[Page and application data records]
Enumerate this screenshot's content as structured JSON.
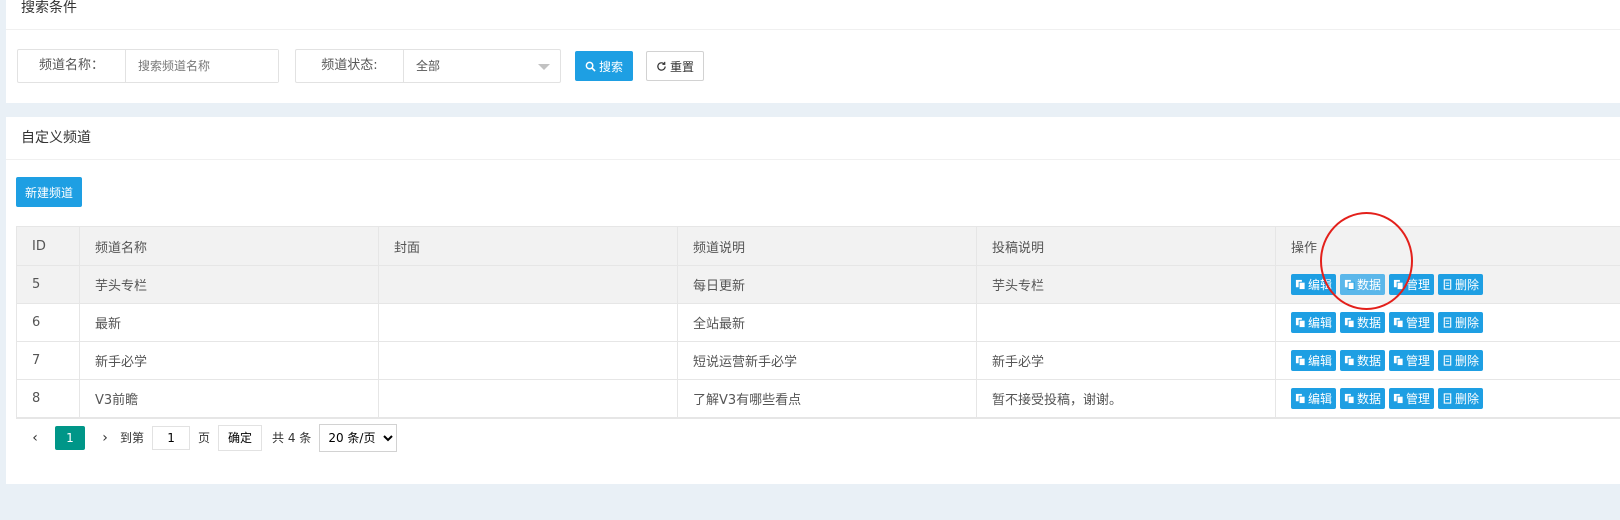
{
  "search_panel": {
    "title": "搜索条件",
    "name_label": "频道名称：",
    "name_placeholder": "搜索频道名称",
    "status_label": "频道状态:",
    "status_value": "全部",
    "search_button": "搜索",
    "reset_button": "重置"
  },
  "list_panel": {
    "title": "自定义频道",
    "new_button": "新建频道"
  },
  "table": {
    "headers": [
      "ID",
      "频道名称",
      "封面",
      "频道说明",
      "投稿说明",
      "操作"
    ],
    "rows": [
      {
        "id": "5",
        "name": "芋头专栏",
        "cover": "",
        "desc": "每日更新",
        "submit": "芋头专栏"
      },
      {
        "id": "6",
        "name": "最新",
        "cover": "",
        "desc": "全站最新",
        "submit": ""
      },
      {
        "id": "7",
        "name": "新手必学",
        "cover": "",
        "desc": "短说运营新手必学",
        "submit": "新手必学"
      },
      {
        "id": "8",
        "name": "V3前瞻",
        "cover": "",
        "desc": "了解V3有哪些看点",
        "submit": "暂不接受投稿，谢谢。"
      }
    ],
    "actions": [
      "编辑",
      "数据",
      "管理",
      "删除"
    ]
  },
  "pager": {
    "current": "1",
    "goto_label": "到第",
    "goto_value": "1",
    "page_label": "页",
    "confirm": "确定",
    "total": "共 4 条",
    "page_size": "20 条/页"
  },
  "colors": {
    "primary": "#1e9fe3",
    "pager_active": "#009688",
    "annotation_circle": "#e3201b"
  }
}
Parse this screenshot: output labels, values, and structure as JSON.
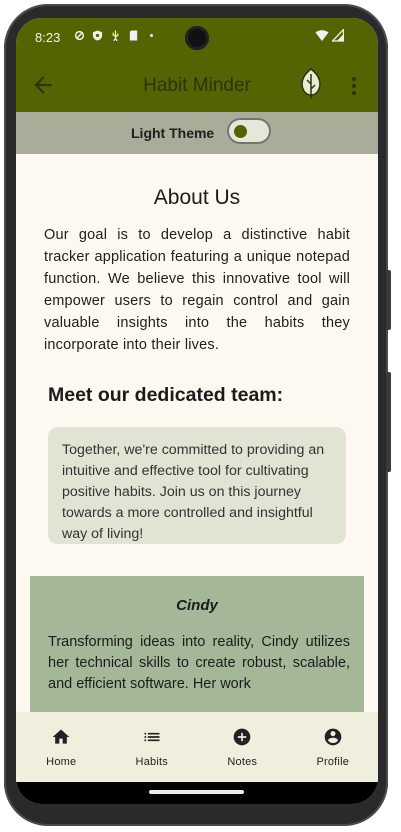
{
  "status_bar": {
    "time": "8:23",
    "icons": [
      "vpn-key-icon",
      "shield-icon",
      "usb-icon",
      "sd-card-icon",
      "dot-icon"
    ],
    "right_icons": [
      "wifi-icon",
      "signal-icon"
    ]
  },
  "app_bar": {
    "title": "Habit Minder",
    "back_icon": "arrow-back-icon",
    "logo_icon": "leaf-icon",
    "menu_icon": "more-vert-icon",
    "color": "#556403"
  },
  "theme_toggle": {
    "label": "Light Theme",
    "enabled": true
  },
  "about": {
    "heading": "About Us",
    "paragraph": "Our goal is to develop a distinctive habit tracker application featuring a unique notepad function. We believe this innovative tool will empower users to regain control and gain valuable insights into the habits they incorporate into their lives."
  },
  "team": {
    "heading": "Meet our dedicated team:",
    "card_text": "Together, we're committed to providing an intuitive and effective tool for cultivating positive habits. Join us on this journey towards a more controlled and insightful way of living!",
    "members": [
      {
        "name": "Cindy",
        "bio": "Transforming ideas into reality, Cindy utilizes her technical skills to create robust, scalable, and efficient software. Her work"
      }
    ]
  },
  "bottom_nav": {
    "items": [
      {
        "label": "Home",
        "icon": "home-icon"
      },
      {
        "label": "Habits",
        "icon": "list-icon"
      },
      {
        "label": "Notes",
        "icon": "add-circle-icon"
      },
      {
        "label": "Profile",
        "icon": "account-circle-icon"
      }
    ]
  },
  "colors": {
    "primary": "#556403",
    "theme_strip": "#a9ac99",
    "card": "#e1e3d3",
    "member_card": "#a4b899",
    "background": "#fdf9f0"
  }
}
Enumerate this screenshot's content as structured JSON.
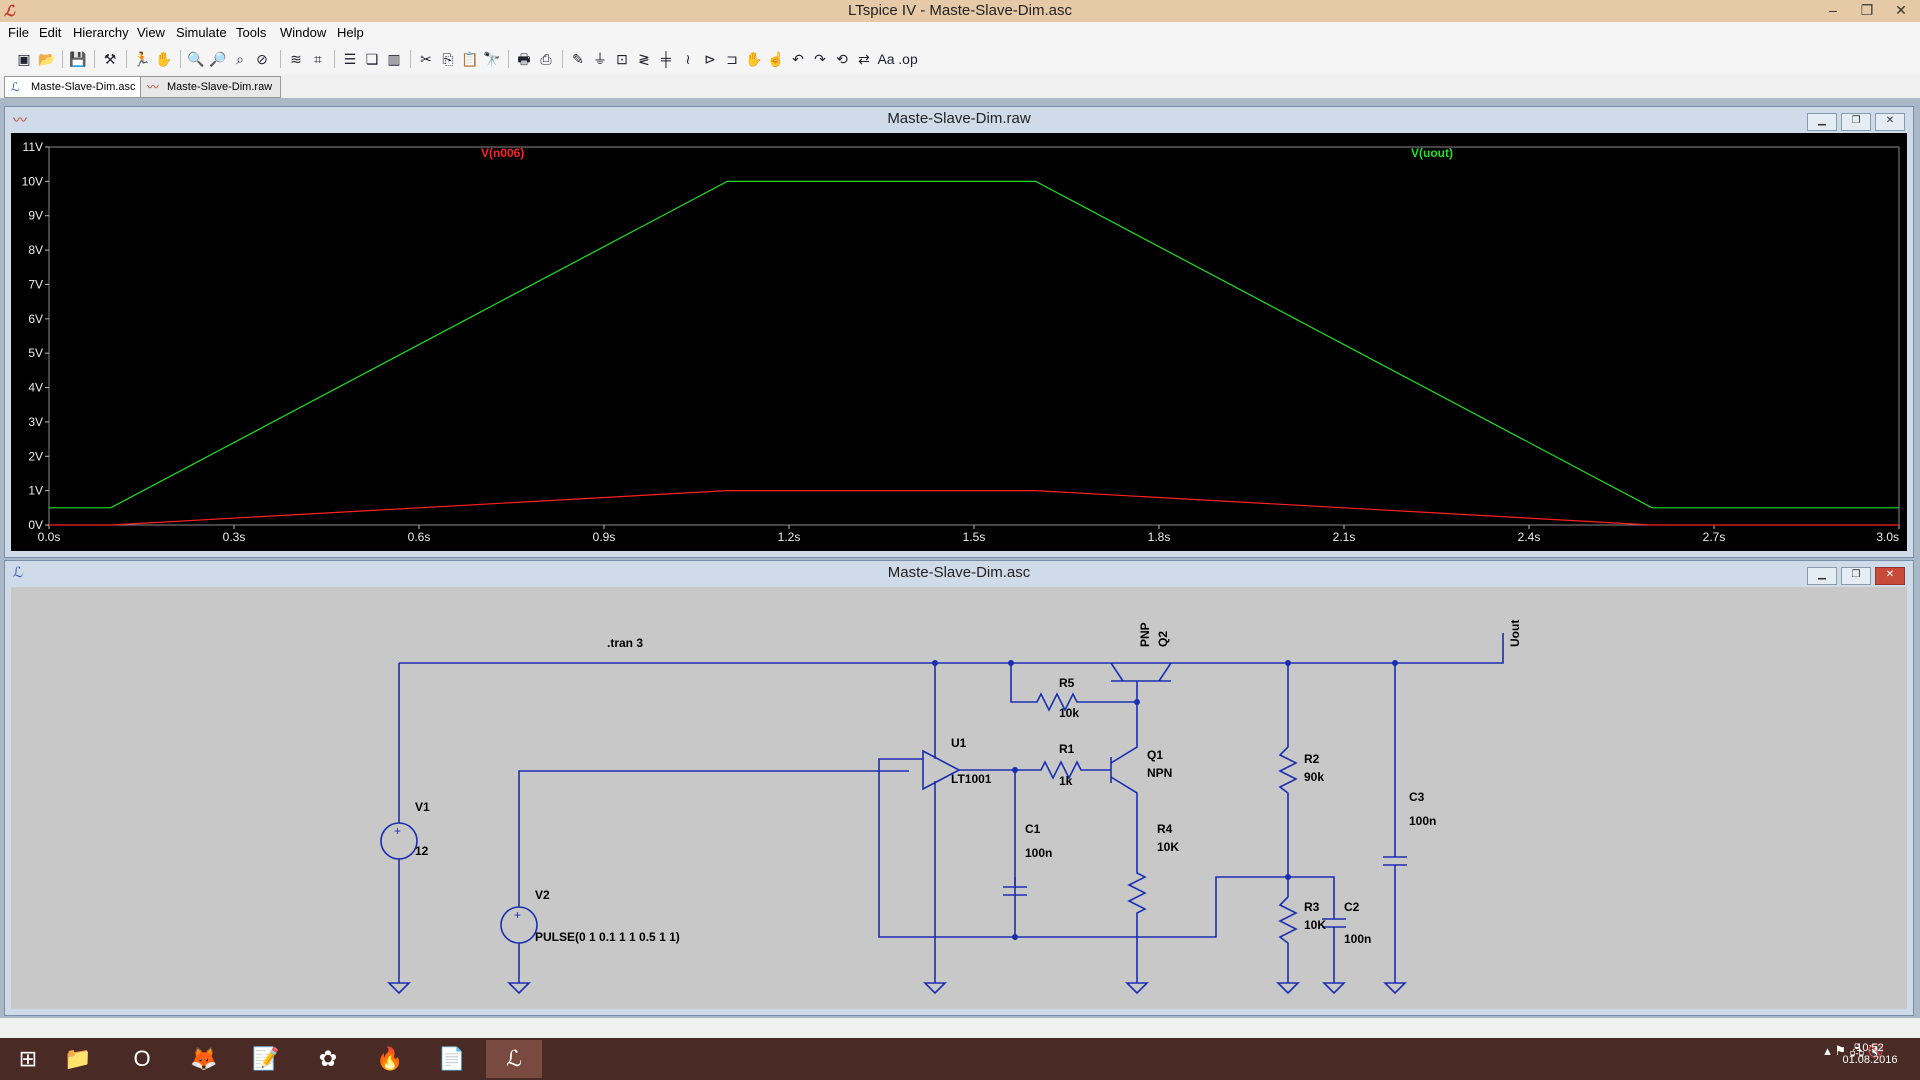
{
  "window": {
    "title": "LTspice IV - Maste-Slave-Dim.asc"
  },
  "menu": [
    "File",
    "Edit",
    "Hierarchy",
    "View",
    "Simulate",
    "Tools",
    "Window",
    "Help"
  ],
  "tabs": [
    {
      "label": "Maste-Slave-Dim.asc",
      "icon": "schematic-icon"
    },
    {
      "label": "Maste-Slave-Dim.raw",
      "icon": "waveform-icon"
    }
  ],
  "waveform_window": {
    "title": "Maste-Slave-Dim.raw"
  },
  "schematic_window": {
    "title": "Maste-Slave-Dim.asc"
  },
  "chart_data": {
    "type": "line",
    "x": [
      0.0,
      0.1,
      1.1,
      1.6,
      2.6,
      3.0
    ],
    "series": [
      {
        "name": "V(n006)",
        "color": "#ff2020",
        "values": [
          0.0,
          0.0,
          1.0,
          1.0,
          0.0,
          0.0
        ]
      },
      {
        "name": "V(uout)",
        "color": "#20e020",
        "values": [
          0.5,
          0.5,
          10.0,
          10.0,
          0.5,
          0.5
        ]
      }
    ],
    "xlim": [
      0.0,
      3.0
    ],
    "ylim": [
      0,
      11
    ],
    "xticks": [
      "0.0s",
      "0.3s",
      "0.6s",
      "0.9s",
      "1.2s",
      "1.5s",
      "1.8s",
      "2.1s",
      "2.4s",
      "2.7s",
      "3.0s"
    ],
    "yticks": [
      "0V",
      "1V",
      "2V",
      "3V",
      "4V",
      "5V",
      "6V",
      "7V",
      "8V",
      "9V",
      "10V",
      "11V"
    ],
    "title": "",
    "xlabel": "",
    "ylabel": ""
  },
  "schematic": {
    "directive": ".tran 3",
    "components": {
      "V1": {
        "name": "V1",
        "value": "12"
      },
      "V2": {
        "name": "V2",
        "value": "PULSE(0 1 0.1 1 1 0.5 1 1)"
      },
      "U1": {
        "name": "U1",
        "value": "LT1001"
      },
      "R1": {
        "name": "R1",
        "value": "1k"
      },
      "R2": {
        "name": "R2",
        "value": "90k"
      },
      "R3": {
        "name": "R3",
        "value": "10K"
      },
      "R4": {
        "name": "R4",
        "value": "10K"
      },
      "R5": {
        "name": "R5",
        "value": "10k"
      },
      "C1": {
        "name": "C1",
        "value": "100n"
      },
      "C2": {
        "name": "C2",
        "value": "100n"
      },
      "C3": {
        "name": "C3",
        "value": "100n"
      },
      "Q1": {
        "name": "Q1",
        "value": "NPN"
      },
      "Q2": {
        "name": "Q2",
        "value": "PNP"
      }
    },
    "net_label": "Uout"
  },
  "taskbar": {
    "apps": [
      "windows-start-icon",
      "file-explorer-icon",
      "opera-icon",
      "firefox-icon",
      "notepad-icon",
      "gimp-icon",
      "torch-icon",
      "pdf-icon",
      "ltspice-icon"
    ],
    "time": "10:52",
    "date": "01.08.2016"
  }
}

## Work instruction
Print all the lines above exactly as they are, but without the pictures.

## Result of the exercise
Enumerate this screenshot's content as structured JSON.
{
  "search_panel": {
    "title": "搜索条件",
    "name_label": "频道名称：",
    "name_placeholder": "搜索频道名称",
    "status_label": "频道状态:",
    "status_value": "全部",
    "search_button": "搜索",
    "reset_button": "重置"
  },
  "list_panel": {
    "title": "自定义频道",
    "new_button": "新建频道"
  },
  "table": {
    "headers": [
      "ID",
      "频道名称",
      "封面",
      "频道说明",
      "投稿说明",
      "操作"
    ],
    "rows": [
      {
        "id": "5",
        "name": "芋头专栏",
        "cover": "",
        "desc": "每日更新",
        "submit": "芋头专栏"
      },
      {
        "id": "6",
        "name": "最新",
        "cover": "",
        "desc": "全站最新",
        "submit": ""
      },
      {
        "id": "7",
        "name": "新手必学",
        "cover": "",
        "desc": "短说运营新手必学",
        "submit": "新手必学"
      },
      {
        "id": "8",
        "name": "V3前瞻",
        "cover": "",
        "desc": "了解V3有哪些看点",
        "submit": "暂不接受投稿，谢谢。"
      }
    ],
    "actions": [
      "编辑",
      "数据",
      "管理",
      "删除"
    ]
  },
  "pager": {
    "current": "1",
    "goto_label": "到第",
    "goto_value": "1",
    "page_label": "页",
    "confirm": "确定",
    "total": "共 4 条",
    "page_size": "20 条/页"
  },
  "colors": {
    "primary": "#1e9fe3",
    "pager_active": "#009688",
    "annotation_circle": "#e3201b"
  }
}
Parse this screenshot: output labels, values, and structure as JSON.
{
  "status_bar": {
    "time": "8:23",
    "icons": [
      "vpn-key-icon",
      "shield-icon",
      "usb-icon",
      "sd-card-icon",
      "dot-icon"
    ],
    "right_icons": [
      "wifi-icon",
      "signal-icon"
    ]
  },
  "app_bar": {
    "title": "Habit Minder",
    "back_icon": "arrow-back-icon",
    "logo_icon": "leaf-icon",
    "menu_icon": "more-vert-icon",
    "color": "#556403"
  },
  "theme_toggle": {
    "label": "Light Theme",
    "enabled": true
  },
  "about": {
    "heading": "About Us",
    "paragraph": "Our goal is to develop a distinctive habit tracker application featuring a unique notepad function. We believe this innovative tool will empower users to regain control and gain valuable insights into the habits they incorporate into their lives."
  },
  "team": {
    "heading": "Meet our dedicated team:",
    "card_text": "Together, we're committed to providing an intuitive and effective tool for cultivating positive habits. Join us on this journey towards a more controlled and insightful way of living!",
    "members": [
      {
        "name": "Cindy",
        "bio": "Transforming ideas into reality, Cindy utilizes her technical skills to create robust, scalable, and efficient software. Her work"
      }
    ]
  },
  "bottom_nav": {
    "items": [
      {
        "label": "Home",
        "icon": "home-icon"
      },
      {
        "label": "Habits",
        "icon": "list-icon"
      },
      {
        "label": "Notes",
        "icon": "add-circle-icon"
      },
      {
        "label": "Profile",
        "icon": "account-circle-icon"
      }
    ]
  },
  "colors": {
    "primary": "#556403",
    "theme_strip": "#a9ac99",
    "card": "#e1e3d3",
    "member_card": "#a4b899",
    "background": "#fdf9f0"
  }
}
Enumerate this screenshot's content as structured JSON.
{
  "window": {
    "title": "LTspice IV - Maste-Slave-Dim.asc"
  },
  "menu": [
    "File",
    "Edit",
    "Hierarchy",
    "View",
    "Simulate",
    "Tools",
    "Window",
    "Help"
  ],
  "tabs": [
    {
      "label": "Maste-Slave-Dim.asc",
      "icon": "schematic-icon"
    },
    {
      "label": "Maste-Slave-Dim.raw",
      "icon": "waveform-icon"
    }
  ],
  "waveform_window": {
    "title": "Maste-Slave-Dim.raw"
  },
  "schematic_window": {
    "title": "Maste-Slave-Dim.asc"
  },
  "chart_data": {
    "type": "line",
    "x": [
      0.0,
      0.1,
      1.1,
      1.6,
      2.6,
      3.0
    ],
    "series": [
      {
        "name": "V(n006)",
        "color": "#ff2020",
        "values": [
          0.0,
          0.0,
          1.0,
          1.0,
          0.0,
          0.0
        ]
      },
      {
        "name": "V(uout)",
        "color": "#20e020",
        "values": [
          0.5,
          0.5,
          10.0,
          10.0,
          0.5,
          0.5
        ]
      }
    ],
    "xlim": [
      0.0,
      3.0
    ],
    "ylim": [
      0,
      11
    ],
    "xticks": [
      "0.0s",
      "0.3s",
      "0.6s",
      "0.9s",
      "1.2s",
      "1.5s",
      "1.8s",
      "2.1s",
      "2.4s",
      "2.7s",
      "3.0s"
    ],
    "yticks": [
      "0V",
      "1V",
      "2V",
      "3V",
      "4V",
      "5V",
      "6V",
      "7V",
      "8V",
      "9V",
      "10V",
      "11V"
    ],
    "title": "",
    "xlabel": "",
    "ylabel": ""
  },
  "schematic": {
    "directive": ".tran 3",
    "components": {
      "V1": {
        "name": "V1",
        "value": "12"
      },
      "V2": {
        "name": "V2",
        "value": "PULSE(0 1 0.1 1 1 0.5 1 1)"
      },
      "U1": {
        "name": "U1",
        "value": "LT1001"
      },
      "R1": {
        "name": "R1",
        "value": "1k"
      },
      "R2": {
        "name": "R2",
        "value": "90k"
      },
      "R3": {
        "name": "R3",
        "value": "10K"
      },
      "R4": {
        "name": "R4",
        "value": "10K"
      },
      "R5": {
        "name": "R5",
        "value": "10k"
      },
      "C1": {
        "name": "C1",
        "value": "100n"
      },
      "C2": {
        "name": "C2",
        "value": "100n"
      },
      "C3": {
        "name": "C3",
        "value": "100n"
      },
      "Q1": {
        "name": "Q1",
        "value": "NPN"
      },
      "Q2": {
        "name": "Q2",
        "value": "PNP"
      }
    },
    "net_label": "Uout"
  },
  "taskbar": {
    "apps": [
      "windows-start-icon",
      "file-explorer-icon",
      "opera-icon",
      "firefox-icon",
      "notepad-icon",
      "gimp-icon",
      "torch-icon",
      "pdf-icon",
      "ltspice-icon"
    ],
    "time": "10:52",
    "date": "01.08.2016"
  }
}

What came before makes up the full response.